Life insurance can be a great gift to your loved ones. After all, you don’t buy a life insurance policy for yourself – you buy it for them, so the ones you leave behind can have a cash benefit in the event of your passing.
If you’re considering purchasing a life insurance policy, you may have some questions about how they work, like can life insurance policies expire? The answer to that depends on the policy.
The expiration of a life insurance policy is the policy’s coverage ends. This is also referred to as a policy cancellation or termination.
Types of life insurance policies
Generally, life insurance policies are available in two types: permanent life insurance and term life insurance. Like their names imply, permanent life insurance policies are meant to provide coverage for your whole life; term life insurance policies are meant to provide coverage for a specified amount of time.
As long as premiums are paid on time, permanent life insurance policies do not expire. Their coverage lasts for the insured’s entire life. Some permanent life insurance policies can end between ages 100 to 121. This will depend on the policy or company. If the policy ends at the age, you will still get the death benefit.
Term life insurance policies have specified terms that vary by policy. Many different lengths of terms are available, and according to the Insurance Information Institute, common term lengths are yearly/renewable, 5-year renewable, 10-year, 15-year, 20-year, 25-year, 30-year, and Term to a specified age (usually 65).1
At the end of the specified term of the policy, life insurance coverage ends. At this time, the insured often has the option to convert the policy to a permanent policy or to renew the term. Check the conditions of the policy to see if it has these options.
Coverage ends when a life insurance policy lapses. Any life insurance policy can lapse due to nonpayment, whether the policy is permanent or term. Life insurance policies often have a grace period to pay the premium. Always check the terms of a life insurance policy to see if it has a grace period (which begins with the premium due date). Ensure you fully understand all the policy’s terms and conditions.

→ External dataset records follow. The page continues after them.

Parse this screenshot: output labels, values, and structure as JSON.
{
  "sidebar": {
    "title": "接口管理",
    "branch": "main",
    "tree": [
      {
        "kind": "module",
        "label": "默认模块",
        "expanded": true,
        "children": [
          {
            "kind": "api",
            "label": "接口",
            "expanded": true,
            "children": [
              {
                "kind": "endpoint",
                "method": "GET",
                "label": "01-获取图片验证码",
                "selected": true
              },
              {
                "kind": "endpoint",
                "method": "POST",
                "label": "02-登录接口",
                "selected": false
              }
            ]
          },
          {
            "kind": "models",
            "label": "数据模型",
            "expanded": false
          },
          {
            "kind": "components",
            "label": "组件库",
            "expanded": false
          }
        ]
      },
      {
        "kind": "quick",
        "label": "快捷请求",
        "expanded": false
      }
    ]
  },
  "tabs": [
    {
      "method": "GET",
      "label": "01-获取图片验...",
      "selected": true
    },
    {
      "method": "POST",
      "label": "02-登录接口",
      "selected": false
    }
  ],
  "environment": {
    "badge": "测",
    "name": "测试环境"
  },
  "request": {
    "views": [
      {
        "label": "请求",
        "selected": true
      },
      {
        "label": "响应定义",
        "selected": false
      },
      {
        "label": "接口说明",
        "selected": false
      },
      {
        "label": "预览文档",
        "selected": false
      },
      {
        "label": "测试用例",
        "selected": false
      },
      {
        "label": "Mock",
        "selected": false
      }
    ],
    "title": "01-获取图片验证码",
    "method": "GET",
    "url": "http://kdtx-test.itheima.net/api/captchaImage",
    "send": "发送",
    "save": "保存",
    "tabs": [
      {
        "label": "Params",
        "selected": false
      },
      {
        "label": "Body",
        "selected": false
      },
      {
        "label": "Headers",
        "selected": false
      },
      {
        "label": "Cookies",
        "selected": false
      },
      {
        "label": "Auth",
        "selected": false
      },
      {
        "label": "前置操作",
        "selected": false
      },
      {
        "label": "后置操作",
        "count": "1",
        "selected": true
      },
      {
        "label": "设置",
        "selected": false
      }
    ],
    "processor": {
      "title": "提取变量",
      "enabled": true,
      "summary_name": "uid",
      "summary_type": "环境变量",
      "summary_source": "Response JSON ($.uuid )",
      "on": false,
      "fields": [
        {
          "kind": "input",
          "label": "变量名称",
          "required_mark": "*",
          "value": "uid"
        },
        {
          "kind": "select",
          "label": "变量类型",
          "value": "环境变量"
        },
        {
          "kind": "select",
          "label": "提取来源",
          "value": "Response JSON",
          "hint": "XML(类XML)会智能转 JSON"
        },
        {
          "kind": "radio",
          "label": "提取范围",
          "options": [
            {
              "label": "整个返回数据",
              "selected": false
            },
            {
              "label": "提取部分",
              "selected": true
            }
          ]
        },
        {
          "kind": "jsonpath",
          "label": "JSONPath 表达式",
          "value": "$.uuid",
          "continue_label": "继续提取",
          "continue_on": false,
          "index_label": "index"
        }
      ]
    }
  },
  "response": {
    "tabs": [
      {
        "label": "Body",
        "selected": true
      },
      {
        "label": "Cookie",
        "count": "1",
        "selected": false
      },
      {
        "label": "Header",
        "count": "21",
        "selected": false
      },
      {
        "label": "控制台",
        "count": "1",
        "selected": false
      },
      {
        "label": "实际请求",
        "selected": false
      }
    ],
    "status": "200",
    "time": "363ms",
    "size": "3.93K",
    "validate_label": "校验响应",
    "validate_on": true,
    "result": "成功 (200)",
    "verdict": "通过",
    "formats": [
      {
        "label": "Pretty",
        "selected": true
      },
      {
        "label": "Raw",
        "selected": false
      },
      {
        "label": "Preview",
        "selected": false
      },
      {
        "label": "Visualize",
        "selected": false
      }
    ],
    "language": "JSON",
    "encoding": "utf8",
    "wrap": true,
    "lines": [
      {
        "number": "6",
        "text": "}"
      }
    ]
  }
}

If the policy has a cash value, you may have reduced paid-up or non-forfeiture options. In general, to be “paid up” means you have paid for the policy in full with the premiums you have already paid and the policy is still in-force. In the case where your policy isn’t paid up in the traditional sense, you might be able to stop paying your premiums completely and in turn receive a reduced death benefit (and in many cases you will lose any cash value accrued to date as well).2 This is referred to as a “reduced paid-up” option. Another option similar to this is converting your whole life policy into an extended term life policy, but this varies on what options are presented by your insurer.2
If you are interested in purchasing a life insurance policy, or if you have any questions about permanent or term life insurance policies, contact a licensed insurance agent.
- Insurance Information Institute, What are the Different Types of Term Life Insurance Policies?, 2021
- Insurance Information Institute, If I Can’t Pay My Premium, What Should I Do?, 2020
Categories: Life Insurance, Term Life Insurance, Whole Life Insurance